--- Exercise objective ---
Find the string "into" in the records. Copy every line it appears in.

--- Records ---
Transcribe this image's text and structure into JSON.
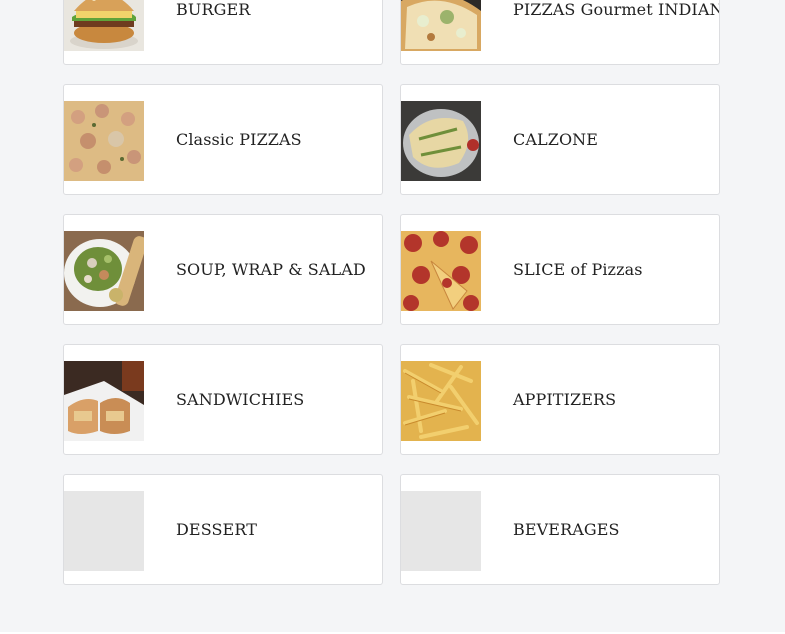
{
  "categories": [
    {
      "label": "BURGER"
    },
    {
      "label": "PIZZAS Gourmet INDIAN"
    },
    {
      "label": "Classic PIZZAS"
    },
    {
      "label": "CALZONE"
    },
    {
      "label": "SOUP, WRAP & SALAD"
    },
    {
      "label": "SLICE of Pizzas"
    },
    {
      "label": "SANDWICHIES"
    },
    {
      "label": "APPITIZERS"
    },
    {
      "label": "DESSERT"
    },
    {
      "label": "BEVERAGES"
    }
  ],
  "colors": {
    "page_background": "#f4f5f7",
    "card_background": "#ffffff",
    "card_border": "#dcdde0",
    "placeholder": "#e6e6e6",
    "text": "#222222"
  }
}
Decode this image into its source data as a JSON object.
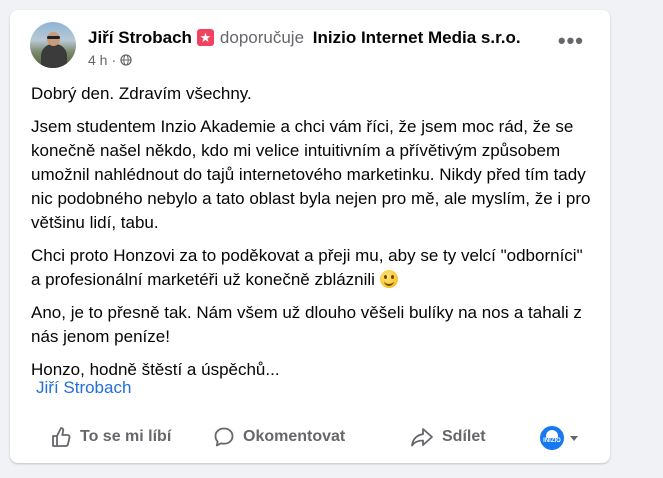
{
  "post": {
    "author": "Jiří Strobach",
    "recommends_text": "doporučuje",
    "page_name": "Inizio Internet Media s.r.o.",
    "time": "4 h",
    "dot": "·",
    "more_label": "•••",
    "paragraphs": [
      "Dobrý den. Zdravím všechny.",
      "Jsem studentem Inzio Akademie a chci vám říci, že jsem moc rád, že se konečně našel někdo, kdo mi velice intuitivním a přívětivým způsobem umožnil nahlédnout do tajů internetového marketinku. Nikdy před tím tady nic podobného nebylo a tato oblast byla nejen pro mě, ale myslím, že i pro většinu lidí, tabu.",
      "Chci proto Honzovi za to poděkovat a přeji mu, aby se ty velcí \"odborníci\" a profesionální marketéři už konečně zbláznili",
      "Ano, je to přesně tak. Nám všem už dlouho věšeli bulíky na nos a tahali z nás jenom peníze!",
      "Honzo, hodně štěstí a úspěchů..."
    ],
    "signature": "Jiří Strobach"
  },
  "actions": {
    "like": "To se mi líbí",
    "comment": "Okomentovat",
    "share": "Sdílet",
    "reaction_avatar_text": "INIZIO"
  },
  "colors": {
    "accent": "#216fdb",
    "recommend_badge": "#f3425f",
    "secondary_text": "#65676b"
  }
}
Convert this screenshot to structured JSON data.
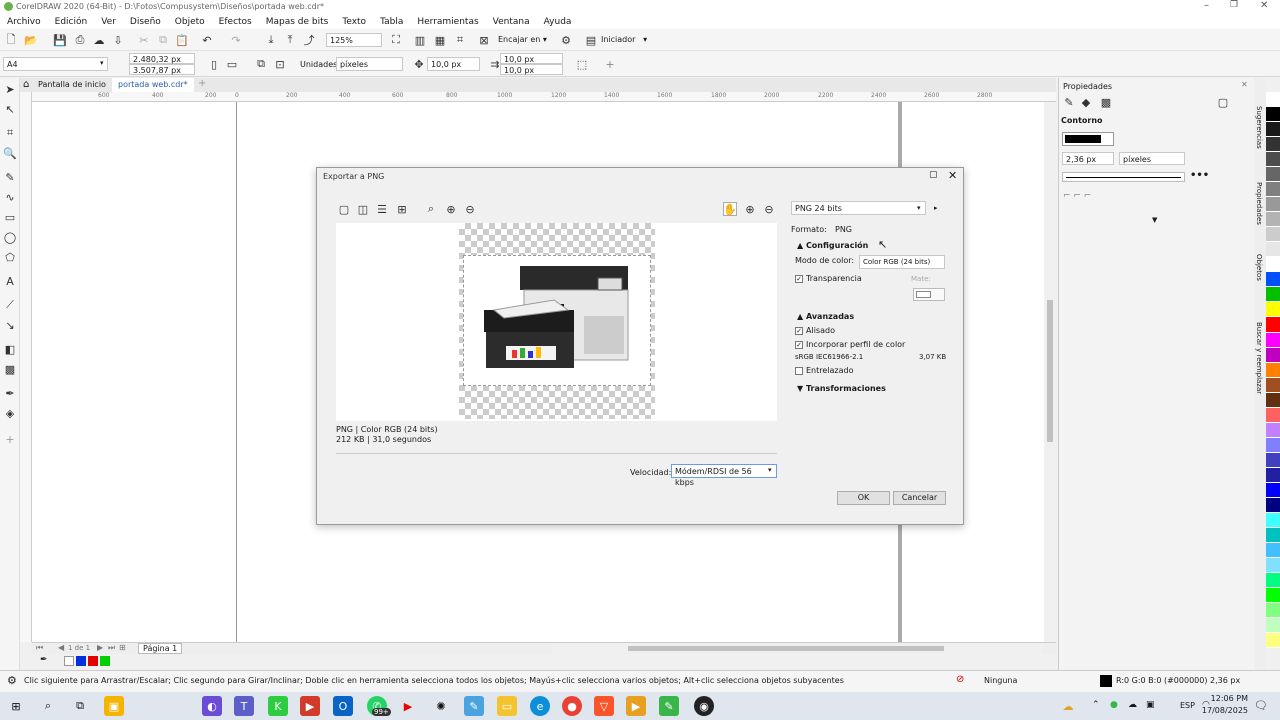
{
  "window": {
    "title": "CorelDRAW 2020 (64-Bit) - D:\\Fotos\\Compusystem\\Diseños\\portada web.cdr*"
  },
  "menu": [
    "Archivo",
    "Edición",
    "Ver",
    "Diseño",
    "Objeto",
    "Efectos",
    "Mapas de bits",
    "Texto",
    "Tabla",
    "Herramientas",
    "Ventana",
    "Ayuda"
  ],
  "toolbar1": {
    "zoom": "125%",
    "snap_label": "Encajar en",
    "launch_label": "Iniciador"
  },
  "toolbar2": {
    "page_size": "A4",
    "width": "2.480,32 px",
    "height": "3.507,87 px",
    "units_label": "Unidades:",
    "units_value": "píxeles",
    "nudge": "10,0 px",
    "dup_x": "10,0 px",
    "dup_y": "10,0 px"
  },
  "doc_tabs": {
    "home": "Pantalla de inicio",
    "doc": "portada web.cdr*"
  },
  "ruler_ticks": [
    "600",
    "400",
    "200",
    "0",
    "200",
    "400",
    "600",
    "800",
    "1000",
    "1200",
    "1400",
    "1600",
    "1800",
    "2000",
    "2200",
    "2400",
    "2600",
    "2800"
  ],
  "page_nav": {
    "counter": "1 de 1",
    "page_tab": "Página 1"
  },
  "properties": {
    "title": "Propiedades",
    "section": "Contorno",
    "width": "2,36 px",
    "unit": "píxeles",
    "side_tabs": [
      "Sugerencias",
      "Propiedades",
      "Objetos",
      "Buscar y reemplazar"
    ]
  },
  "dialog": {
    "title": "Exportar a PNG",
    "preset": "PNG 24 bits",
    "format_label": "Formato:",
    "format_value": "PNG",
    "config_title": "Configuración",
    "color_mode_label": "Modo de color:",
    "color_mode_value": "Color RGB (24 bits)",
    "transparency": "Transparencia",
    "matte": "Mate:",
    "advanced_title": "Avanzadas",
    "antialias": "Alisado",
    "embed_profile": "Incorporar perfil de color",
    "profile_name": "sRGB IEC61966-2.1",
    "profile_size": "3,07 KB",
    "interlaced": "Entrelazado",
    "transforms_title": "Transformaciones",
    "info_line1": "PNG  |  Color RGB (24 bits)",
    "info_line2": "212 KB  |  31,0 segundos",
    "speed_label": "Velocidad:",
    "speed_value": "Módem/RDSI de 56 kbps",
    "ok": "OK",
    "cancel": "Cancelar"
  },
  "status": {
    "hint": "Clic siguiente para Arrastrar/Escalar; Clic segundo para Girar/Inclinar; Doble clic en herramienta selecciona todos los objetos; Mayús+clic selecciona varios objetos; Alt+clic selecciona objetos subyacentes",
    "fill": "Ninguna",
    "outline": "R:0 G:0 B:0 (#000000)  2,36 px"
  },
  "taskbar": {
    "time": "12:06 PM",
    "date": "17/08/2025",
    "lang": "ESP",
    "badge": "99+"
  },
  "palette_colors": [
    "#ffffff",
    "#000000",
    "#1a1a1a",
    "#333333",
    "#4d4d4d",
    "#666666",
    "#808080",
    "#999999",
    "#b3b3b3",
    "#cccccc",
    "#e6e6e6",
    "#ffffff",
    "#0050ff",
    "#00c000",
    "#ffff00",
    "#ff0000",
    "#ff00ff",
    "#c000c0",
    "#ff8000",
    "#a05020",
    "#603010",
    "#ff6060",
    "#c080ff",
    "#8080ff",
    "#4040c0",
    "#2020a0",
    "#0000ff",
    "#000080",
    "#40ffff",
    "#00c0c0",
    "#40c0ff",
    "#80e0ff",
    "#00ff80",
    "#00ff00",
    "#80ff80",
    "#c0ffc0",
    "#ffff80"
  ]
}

--- Written response ---
Transcribe this image's text and structure into JSON.
Decode this image into its source data as a JSON object.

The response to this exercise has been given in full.